■ **Your goal**
Check each line of the records below for the word "pack" and give the number of lines that have it, with nothing added.

■ **Data for this exercise**

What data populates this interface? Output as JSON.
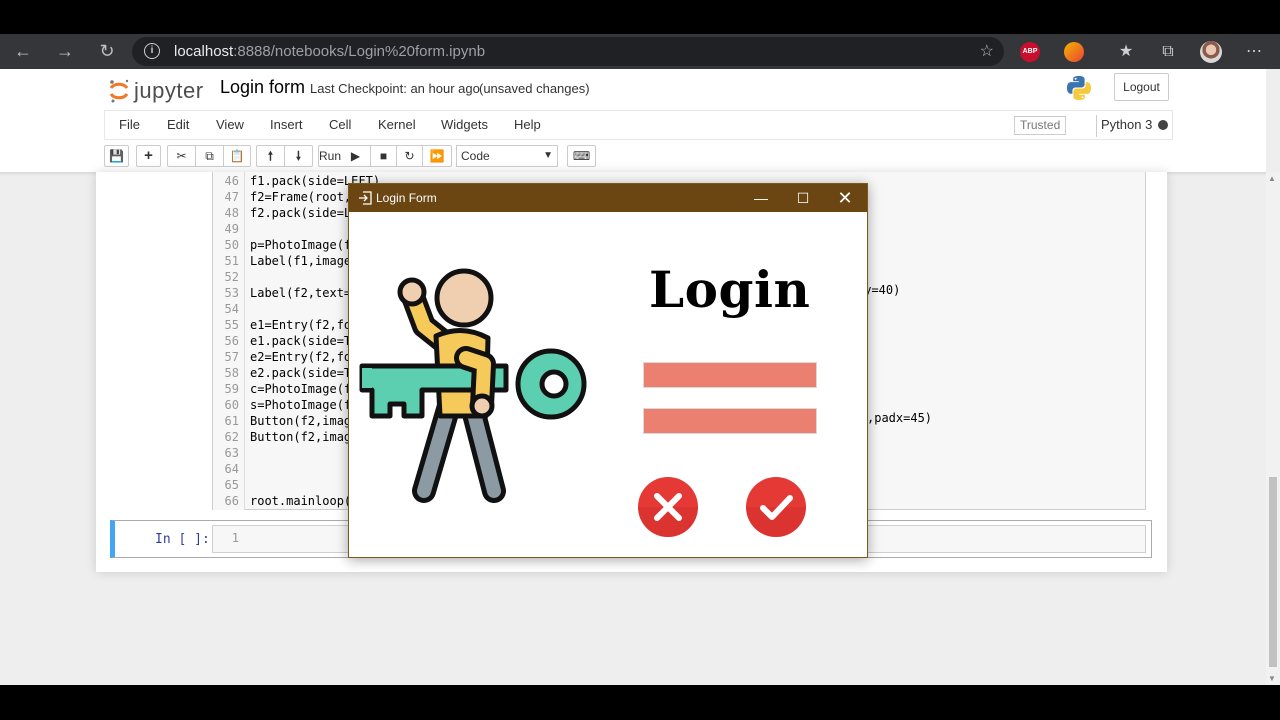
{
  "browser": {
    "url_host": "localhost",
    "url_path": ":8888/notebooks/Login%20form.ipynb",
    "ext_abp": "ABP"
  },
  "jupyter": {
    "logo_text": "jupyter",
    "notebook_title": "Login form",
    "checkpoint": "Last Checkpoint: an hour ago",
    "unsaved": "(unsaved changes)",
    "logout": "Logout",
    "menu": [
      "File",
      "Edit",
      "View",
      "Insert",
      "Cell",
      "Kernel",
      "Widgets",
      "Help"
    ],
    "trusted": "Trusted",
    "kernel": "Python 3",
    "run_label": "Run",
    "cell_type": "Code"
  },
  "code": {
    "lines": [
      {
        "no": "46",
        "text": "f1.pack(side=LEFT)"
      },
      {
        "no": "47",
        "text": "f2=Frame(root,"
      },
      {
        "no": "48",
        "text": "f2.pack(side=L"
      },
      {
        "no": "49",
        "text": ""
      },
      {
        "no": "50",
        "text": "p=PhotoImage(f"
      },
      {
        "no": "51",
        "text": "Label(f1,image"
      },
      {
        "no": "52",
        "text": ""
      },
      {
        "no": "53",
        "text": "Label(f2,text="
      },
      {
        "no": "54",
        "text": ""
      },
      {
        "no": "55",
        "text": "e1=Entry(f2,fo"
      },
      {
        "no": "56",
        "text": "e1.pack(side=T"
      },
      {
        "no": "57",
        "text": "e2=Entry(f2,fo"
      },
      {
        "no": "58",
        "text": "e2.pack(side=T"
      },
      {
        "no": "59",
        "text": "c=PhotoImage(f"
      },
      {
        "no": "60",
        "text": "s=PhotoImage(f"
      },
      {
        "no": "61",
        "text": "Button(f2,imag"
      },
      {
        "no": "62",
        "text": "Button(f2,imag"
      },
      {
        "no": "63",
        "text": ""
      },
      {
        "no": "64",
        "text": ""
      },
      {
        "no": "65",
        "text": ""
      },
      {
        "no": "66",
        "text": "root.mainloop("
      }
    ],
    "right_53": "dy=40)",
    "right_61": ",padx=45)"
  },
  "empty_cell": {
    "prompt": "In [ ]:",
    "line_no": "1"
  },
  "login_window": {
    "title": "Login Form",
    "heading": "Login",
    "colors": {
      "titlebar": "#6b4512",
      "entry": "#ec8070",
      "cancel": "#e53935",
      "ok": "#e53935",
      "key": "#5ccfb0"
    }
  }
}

■ **Exercise response**
4